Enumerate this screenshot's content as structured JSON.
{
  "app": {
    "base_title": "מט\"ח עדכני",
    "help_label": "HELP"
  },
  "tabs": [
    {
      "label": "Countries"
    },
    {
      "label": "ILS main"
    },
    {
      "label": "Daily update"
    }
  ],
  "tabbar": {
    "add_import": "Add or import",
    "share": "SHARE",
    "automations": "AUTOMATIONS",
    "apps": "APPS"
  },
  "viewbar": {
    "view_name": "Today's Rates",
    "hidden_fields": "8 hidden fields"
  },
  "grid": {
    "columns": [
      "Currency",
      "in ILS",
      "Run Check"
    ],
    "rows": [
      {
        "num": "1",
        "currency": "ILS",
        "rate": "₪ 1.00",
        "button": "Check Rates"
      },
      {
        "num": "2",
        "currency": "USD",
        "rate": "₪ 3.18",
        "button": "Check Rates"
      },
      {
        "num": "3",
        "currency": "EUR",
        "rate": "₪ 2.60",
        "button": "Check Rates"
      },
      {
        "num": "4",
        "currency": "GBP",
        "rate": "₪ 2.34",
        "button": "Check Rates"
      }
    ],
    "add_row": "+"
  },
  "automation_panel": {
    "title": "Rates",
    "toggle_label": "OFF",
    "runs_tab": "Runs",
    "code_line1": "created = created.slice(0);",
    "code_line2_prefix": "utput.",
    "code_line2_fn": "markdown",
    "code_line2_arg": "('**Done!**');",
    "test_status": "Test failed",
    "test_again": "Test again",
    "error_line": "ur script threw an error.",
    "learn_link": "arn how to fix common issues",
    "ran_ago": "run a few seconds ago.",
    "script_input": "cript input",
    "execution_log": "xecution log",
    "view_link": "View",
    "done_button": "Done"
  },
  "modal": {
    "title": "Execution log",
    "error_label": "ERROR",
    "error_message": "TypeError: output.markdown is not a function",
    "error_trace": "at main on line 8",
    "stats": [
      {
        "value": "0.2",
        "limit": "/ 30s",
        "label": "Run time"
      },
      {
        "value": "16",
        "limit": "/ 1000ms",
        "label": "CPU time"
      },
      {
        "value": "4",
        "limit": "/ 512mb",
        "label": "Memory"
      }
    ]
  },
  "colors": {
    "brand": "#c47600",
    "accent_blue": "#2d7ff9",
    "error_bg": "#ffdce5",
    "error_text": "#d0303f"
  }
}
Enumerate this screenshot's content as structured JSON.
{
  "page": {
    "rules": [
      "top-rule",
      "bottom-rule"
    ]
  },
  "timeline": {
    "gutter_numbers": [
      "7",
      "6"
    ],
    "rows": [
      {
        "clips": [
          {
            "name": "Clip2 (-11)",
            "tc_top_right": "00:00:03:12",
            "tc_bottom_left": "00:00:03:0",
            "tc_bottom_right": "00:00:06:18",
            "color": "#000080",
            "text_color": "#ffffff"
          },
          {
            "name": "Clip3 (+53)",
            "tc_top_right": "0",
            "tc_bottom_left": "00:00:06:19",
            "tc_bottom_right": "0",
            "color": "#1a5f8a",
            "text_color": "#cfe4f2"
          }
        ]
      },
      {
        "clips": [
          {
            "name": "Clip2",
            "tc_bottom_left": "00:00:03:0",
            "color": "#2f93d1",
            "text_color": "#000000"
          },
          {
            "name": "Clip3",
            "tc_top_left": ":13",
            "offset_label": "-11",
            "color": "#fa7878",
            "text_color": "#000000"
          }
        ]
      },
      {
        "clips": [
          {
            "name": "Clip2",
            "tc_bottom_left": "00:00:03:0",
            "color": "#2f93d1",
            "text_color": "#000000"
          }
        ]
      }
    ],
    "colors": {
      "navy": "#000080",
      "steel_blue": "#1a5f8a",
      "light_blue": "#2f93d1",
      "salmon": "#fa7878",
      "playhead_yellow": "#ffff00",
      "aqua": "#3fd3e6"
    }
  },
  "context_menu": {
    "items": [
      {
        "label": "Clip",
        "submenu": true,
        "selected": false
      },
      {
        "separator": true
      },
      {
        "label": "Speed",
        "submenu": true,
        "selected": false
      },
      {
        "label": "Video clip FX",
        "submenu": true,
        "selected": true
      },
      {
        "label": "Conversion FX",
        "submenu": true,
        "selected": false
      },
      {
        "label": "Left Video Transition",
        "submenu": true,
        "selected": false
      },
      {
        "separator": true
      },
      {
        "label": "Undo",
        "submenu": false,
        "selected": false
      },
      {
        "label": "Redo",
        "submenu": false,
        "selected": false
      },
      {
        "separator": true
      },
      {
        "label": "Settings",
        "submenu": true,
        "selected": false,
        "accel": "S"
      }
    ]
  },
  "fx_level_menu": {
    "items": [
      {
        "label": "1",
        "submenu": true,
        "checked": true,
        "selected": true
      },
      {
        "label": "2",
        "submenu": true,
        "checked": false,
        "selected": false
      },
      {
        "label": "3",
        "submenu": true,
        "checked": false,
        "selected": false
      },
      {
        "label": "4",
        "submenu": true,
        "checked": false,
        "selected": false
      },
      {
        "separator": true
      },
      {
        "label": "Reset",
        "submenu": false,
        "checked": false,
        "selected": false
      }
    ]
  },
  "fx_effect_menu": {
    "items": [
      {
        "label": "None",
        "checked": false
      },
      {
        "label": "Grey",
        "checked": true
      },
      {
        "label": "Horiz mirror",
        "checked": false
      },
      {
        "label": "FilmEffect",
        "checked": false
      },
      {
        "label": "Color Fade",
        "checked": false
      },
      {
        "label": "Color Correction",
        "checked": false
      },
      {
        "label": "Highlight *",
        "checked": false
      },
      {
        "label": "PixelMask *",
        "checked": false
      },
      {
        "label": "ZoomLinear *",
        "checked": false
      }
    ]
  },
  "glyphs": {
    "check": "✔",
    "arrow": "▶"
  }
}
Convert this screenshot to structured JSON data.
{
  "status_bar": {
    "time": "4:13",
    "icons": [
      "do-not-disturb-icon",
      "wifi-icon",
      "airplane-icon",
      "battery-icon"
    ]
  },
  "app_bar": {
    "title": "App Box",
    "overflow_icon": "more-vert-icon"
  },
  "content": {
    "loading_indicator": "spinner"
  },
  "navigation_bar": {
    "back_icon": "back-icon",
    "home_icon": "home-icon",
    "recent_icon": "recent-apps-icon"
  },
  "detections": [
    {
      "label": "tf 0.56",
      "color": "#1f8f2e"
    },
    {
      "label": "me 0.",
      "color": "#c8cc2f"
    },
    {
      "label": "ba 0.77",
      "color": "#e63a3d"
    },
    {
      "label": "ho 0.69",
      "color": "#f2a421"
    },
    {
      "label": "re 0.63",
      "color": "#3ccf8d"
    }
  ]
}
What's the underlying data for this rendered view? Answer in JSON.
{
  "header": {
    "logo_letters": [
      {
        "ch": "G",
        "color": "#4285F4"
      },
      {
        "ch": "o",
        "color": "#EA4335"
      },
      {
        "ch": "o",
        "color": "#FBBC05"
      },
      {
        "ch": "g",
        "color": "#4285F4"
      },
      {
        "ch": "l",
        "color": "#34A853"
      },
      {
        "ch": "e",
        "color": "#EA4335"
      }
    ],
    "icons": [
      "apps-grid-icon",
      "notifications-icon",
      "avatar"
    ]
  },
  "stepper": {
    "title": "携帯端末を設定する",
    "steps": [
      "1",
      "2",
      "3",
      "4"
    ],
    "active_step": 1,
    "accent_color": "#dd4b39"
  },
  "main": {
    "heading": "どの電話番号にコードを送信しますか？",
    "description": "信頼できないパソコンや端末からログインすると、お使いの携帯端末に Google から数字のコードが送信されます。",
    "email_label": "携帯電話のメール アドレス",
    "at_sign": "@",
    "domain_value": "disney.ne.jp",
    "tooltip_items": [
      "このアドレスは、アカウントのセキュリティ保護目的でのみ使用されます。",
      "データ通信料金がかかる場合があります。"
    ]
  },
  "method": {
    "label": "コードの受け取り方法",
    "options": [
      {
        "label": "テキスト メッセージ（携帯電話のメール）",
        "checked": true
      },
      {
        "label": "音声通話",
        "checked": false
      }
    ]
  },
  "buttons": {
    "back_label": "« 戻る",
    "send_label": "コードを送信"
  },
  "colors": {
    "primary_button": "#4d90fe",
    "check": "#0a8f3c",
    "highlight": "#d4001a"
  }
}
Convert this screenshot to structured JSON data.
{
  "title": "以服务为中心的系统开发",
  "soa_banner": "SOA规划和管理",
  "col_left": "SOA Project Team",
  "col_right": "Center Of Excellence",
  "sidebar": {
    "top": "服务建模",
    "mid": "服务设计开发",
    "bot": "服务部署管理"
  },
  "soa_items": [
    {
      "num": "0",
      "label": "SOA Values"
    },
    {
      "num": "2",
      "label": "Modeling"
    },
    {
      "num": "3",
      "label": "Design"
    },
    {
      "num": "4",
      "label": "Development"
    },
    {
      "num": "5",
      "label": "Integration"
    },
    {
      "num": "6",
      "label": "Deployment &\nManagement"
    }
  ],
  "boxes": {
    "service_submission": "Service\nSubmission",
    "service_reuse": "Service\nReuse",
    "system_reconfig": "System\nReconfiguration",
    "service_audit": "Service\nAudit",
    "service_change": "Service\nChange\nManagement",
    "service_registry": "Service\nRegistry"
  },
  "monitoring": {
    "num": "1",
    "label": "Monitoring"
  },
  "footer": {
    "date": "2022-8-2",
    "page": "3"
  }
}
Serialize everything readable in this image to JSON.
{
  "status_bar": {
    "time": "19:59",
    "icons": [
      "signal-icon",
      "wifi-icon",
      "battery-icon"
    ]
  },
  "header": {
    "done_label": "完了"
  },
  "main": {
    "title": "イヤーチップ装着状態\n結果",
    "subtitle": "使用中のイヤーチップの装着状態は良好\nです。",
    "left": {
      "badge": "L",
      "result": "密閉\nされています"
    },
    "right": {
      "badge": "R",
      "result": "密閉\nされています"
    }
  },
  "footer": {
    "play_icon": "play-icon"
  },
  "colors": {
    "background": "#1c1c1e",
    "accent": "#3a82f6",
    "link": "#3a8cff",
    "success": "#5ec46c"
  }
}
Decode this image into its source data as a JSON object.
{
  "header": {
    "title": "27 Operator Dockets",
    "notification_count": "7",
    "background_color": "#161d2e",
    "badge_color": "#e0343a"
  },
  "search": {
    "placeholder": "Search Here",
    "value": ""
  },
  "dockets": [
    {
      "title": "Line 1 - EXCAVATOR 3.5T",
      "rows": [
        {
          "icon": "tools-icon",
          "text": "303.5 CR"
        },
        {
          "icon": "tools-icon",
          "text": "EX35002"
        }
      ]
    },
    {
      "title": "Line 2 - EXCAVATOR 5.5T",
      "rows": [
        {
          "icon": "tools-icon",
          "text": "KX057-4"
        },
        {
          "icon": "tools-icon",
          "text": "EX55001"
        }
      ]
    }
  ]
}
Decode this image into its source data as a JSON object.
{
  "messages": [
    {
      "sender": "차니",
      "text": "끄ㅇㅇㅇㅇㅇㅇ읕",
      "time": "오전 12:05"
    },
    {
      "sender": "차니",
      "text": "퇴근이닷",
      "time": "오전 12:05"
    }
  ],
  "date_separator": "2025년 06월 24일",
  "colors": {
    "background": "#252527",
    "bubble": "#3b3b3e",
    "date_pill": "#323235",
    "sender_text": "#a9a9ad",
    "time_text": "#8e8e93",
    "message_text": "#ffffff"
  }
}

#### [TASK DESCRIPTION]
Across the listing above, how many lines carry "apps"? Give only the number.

#### [FINISHED EXERCISE]
3